— WHAT TO PRODUCE —
A faithful copy of the data below is required, leaving out every picture.

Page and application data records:
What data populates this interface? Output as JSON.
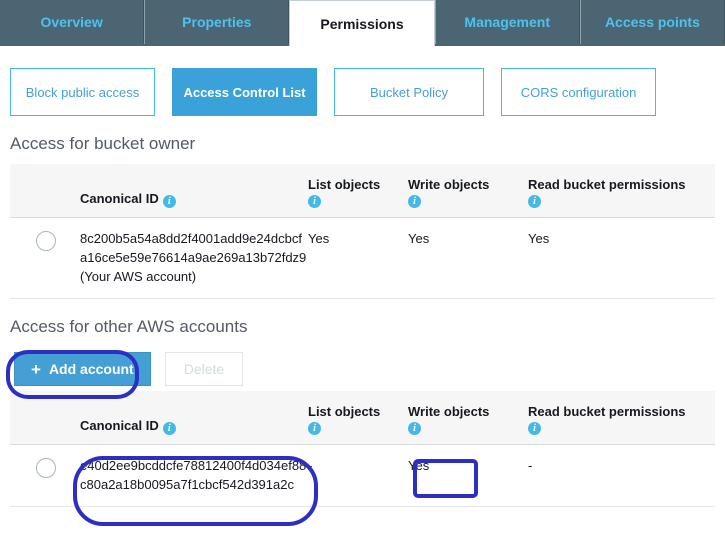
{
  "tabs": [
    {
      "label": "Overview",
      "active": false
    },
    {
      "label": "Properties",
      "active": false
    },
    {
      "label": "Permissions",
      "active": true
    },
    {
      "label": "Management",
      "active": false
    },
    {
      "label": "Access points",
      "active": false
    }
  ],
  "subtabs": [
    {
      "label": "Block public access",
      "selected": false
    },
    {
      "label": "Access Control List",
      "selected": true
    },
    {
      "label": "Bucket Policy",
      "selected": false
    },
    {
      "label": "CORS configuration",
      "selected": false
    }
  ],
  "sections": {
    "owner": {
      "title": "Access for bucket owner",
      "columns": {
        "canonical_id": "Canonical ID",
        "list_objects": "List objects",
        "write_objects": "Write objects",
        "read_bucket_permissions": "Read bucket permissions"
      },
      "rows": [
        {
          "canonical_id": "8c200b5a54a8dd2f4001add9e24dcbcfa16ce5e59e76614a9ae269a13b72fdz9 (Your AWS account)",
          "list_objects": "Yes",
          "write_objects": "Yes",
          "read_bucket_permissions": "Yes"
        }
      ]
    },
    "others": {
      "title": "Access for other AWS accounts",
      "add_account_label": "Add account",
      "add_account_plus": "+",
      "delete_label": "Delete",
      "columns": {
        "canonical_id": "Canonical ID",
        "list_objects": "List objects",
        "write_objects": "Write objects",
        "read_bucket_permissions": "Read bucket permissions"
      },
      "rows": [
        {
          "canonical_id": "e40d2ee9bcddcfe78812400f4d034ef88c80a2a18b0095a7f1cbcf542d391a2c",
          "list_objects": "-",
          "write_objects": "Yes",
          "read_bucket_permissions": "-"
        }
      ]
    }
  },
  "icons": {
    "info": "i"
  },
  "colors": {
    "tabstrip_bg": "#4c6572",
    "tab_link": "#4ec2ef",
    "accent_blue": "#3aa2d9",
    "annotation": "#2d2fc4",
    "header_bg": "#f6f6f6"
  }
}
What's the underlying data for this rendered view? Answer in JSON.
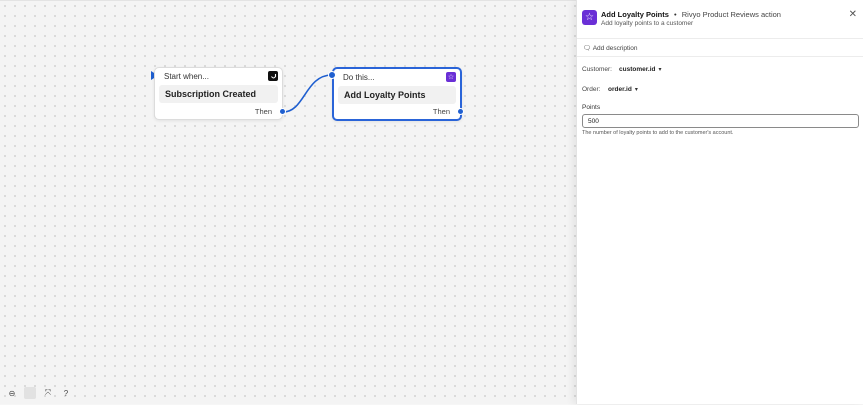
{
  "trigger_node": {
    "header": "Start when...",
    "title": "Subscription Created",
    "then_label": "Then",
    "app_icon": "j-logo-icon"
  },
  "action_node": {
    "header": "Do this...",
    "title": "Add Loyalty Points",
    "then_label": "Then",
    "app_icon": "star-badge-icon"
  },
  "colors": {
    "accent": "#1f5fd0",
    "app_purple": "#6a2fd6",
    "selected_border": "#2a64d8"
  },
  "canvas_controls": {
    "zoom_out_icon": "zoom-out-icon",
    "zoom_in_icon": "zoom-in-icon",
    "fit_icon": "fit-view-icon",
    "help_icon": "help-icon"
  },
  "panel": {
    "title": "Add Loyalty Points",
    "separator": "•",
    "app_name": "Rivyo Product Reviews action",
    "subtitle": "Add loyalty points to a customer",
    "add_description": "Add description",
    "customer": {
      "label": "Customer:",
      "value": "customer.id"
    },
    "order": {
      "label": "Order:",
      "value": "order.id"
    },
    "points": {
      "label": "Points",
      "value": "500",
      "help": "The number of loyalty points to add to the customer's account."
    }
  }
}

— RESULT FOR THIS EXERCISE —
What data populates this interface? Output as JSON.
{
  "tabs": [
    {
      "label": "Overview",
      "active": false
    },
    {
      "label": "Properties",
      "active": false
    },
    {
      "label": "Permissions",
      "active": true
    },
    {
      "label": "Management",
      "active": false
    },
    {
      "label": "Access points",
      "active": false
    }
  ],
  "subtabs": [
    {
      "label": "Block public access",
      "selected": false
    },
    {
      "label": "Access Control List",
      "selected": true
    },
    {
      "label": "Bucket Policy",
      "selected": false
    },
    {
      "label": "CORS configuration",
      "selected": false
    }
  ],
  "sections": {
    "owner": {
      "title": "Access for bucket owner",
      "columns": {
        "canonical_id": "Canonical ID",
        "list_objects": "List objects",
        "write_objects": "Write objects",
        "read_bucket_permissions": "Read bucket permissions"
      },
      "rows": [
        {
          "canonical_id": "8c200b5a54a8dd2f4001add9e24dcbcfa16ce5e59e76614a9ae269a13b72fdz9 (Your AWS account)",
          "list_objects": "Yes",
          "write_objects": "Yes",
          "read_bucket_permissions": "Yes"
        }
      ]
    },
    "others": {
      "title": "Access for other AWS accounts",
      "add_account_label": "Add account",
      "add_account_plus": "+",
      "delete_label": "Delete",
      "columns": {
        "canonical_id": "Canonical ID",
        "list_objects": "List objects",
        "write_objects": "Write objects",
        "read_bucket_permissions": "Read bucket permissions"
      },
      "rows": [
        {
          "canonical_id": "e40d2ee9bcddcfe78812400f4d034ef88c80a2a18b0095a7f1cbcf542d391a2c",
          "list_objects": "-",
          "write_objects": "Yes",
          "read_bucket_permissions": "-"
        }
      ]
    }
  },
  "icons": {
    "info": "i"
  },
  "colors": {
    "tabstrip_bg": "#4c6572",
    "tab_link": "#4ec2ef",
    "accent_blue": "#3aa2d9",
    "annotation": "#2d2fc4",
    "header_bg": "#f6f6f6"
  }
}
What's the underlying data for this rendered view? Answer in JSON.
{
  "trigger_node": {
    "header": "Start when...",
    "title": "Subscription Created",
    "then_label": "Then",
    "app_icon": "j-logo-icon"
  },
  "action_node": {
    "header": "Do this...",
    "title": "Add Loyalty Points",
    "then_label": "Then",
    "app_icon": "star-badge-icon"
  },
  "colors": {
    "accent": "#1f5fd0",
    "app_purple": "#6a2fd6",
    "selected_border": "#2a64d8"
  },
  "canvas_controls": {
    "zoom_out_icon": "zoom-out-icon",
    "zoom_in_icon": "zoom-in-icon",
    "fit_icon": "fit-view-icon",
    "help_icon": "help-icon"
  },
  "panel": {
    "title": "Add Loyalty Points",
    "separator": "•",
    "app_name": "Rivyo Product Reviews action",
    "subtitle": "Add loyalty points to a customer",
    "add_description": "Add description",
    "customer": {
      "label": "Customer:",
      "value": "customer.id"
    },
    "order": {
      "label": "Order:",
      "value": "order.id"
    },
    "points": {
      "label": "Points",
      "value": "500",
      "help": "The number of loyalty points to add to the customer's account."
    }
  }
}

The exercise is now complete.